Set the data down again, word for word, as it appears below.

-- THE DATA --
◆ ◆ ◆ ◆ ◆ ◆ ◆
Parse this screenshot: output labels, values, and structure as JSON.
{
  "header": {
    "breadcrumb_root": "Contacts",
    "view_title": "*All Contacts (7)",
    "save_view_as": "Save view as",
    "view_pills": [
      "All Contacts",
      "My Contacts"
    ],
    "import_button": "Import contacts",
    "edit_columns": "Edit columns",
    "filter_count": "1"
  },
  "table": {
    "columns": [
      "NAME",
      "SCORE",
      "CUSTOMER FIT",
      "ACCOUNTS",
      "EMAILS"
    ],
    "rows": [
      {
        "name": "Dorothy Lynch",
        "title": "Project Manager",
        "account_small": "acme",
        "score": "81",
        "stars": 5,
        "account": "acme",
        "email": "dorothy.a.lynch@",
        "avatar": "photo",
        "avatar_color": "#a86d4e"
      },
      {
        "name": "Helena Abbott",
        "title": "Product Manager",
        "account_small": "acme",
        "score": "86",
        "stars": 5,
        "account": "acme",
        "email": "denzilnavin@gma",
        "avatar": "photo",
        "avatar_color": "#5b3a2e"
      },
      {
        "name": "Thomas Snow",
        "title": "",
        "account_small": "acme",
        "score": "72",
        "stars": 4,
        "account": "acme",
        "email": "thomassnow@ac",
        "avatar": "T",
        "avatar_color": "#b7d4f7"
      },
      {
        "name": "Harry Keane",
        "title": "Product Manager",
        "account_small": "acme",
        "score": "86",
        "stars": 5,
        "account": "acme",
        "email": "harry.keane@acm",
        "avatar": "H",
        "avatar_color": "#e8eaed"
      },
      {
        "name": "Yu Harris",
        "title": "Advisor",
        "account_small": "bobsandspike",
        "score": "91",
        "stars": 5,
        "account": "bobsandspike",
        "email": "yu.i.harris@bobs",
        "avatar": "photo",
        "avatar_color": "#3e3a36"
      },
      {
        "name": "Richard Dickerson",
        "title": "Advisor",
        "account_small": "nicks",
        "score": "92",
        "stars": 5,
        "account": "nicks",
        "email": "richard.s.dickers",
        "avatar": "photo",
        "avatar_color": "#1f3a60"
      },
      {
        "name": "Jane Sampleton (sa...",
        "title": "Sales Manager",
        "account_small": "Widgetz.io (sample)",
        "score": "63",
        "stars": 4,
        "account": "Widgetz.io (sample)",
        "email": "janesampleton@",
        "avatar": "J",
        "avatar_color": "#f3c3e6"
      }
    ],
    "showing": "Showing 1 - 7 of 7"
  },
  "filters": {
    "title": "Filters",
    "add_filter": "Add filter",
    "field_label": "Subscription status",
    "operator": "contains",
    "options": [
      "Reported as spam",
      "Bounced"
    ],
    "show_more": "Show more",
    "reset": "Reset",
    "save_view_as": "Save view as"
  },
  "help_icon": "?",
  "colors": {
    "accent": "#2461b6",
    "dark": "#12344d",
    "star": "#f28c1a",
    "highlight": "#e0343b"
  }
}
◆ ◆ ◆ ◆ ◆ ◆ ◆
-- ANSWER TO THE PROBLEM --
Parse this screenshot: output labels, values, and structure as JSON.
{
  "header": {
    "breadcrumb_root": "Contacts",
    "view_title": "*All Contacts (7)",
    "save_view_as": "Save view as",
    "view_pills": [
      "All Contacts",
      "My Contacts"
    ],
    "import_button": "Import contacts",
    "edit_columns": "Edit columns",
    "filter_count": "1"
  },
  "table": {
    "columns": [
      "NAME",
      "SCORE",
      "CUSTOMER FIT",
      "ACCOUNTS",
      "EMAILS"
    ],
    "rows": [
      {
        "name": "Dorothy Lynch",
        "title": "Project Manager",
        "account_small": "acme",
        "score": "81",
        "stars": 5,
        "account": "acme",
        "email": "dorothy.a.lynch@",
        "avatar": "photo",
        "avatar_color": "#a86d4e"
      },
      {
        "name": "Helena Abbott",
        "title": "Product Manager",
        "account_small": "acme",
        "score": "86",
        "stars": 5,
        "account": "acme",
        "email": "denzilnavin@gma",
        "avatar": "photo",
        "avatar_color": "#5b3a2e"
      },
      {
        "name": "Thomas Snow",
        "title": "",
        "account_small": "acme",
        "score": "72",
        "stars": 4,
        "account": "acme",
        "email": "thomassnow@ac",
        "avatar": "T",
        "avatar_color": "#b7d4f7"
      },
      {
        "name": "Harry Keane",
        "title": "Product Manager",
        "account_small": "acme",
        "score": "86",
        "stars": 5,
        "account": "acme",
        "email": "harry.keane@acm",
        "avatar": "H",
        "avatar_color": "#e8eaed"
      },
      {
        "name": "Yu Harris",
        "title": "Advisor",
        "account_small": "bobsandspike",
        "score": "91",
        "stars": 5,
        "account": "bobsandspike",
        "email": "yu.i.harris@bobs",
        "avatar": "photo",
        "avatar_color": "#3e3a36"
      },
      {
        "name": "Richard Dickerson",
        "title": "Advisor",
        "account_small": "nicks",
        "score": "92",
        "stars": 5,
        "account": "nicks",
        "email": "richard.s.dickers",
        "avatar": "photo",
        "avatar_color": "#1f3a60"
      },
      {
        "name": "Jane Sampleton (sa...",
        "title": "Sales Manager",
        "account_small": "Widgetz.io (sample)",
        "score": "63",
        "stars": 4,
        "account": "Widgetz.io (sample)",
        "email": "janesampleton@",
        "avatar": "J",
        "avatar_color": "#f3c3e6"
      }
    ],
    "showing": "Showing 1 - 7 of 7"
  },
  "filters": {
    "title": "Filters",
    "add_filter": "Add filter",
    "field_label": "Subscription status",
    "operator": "contains",
    "options": [
      "Reported as spam",
      "Bounced"
    ],
    "show_more": "Show more",
    "reset": "Reset",
    "save_view_as": "Save view as"
  },
  "help_icon": "?",
  "colors": {
    "accent": "#2461b6",
    "dark": "#12344d",
    "star": "#f28c1a",
    "highlight": "#e0343b"
  }
}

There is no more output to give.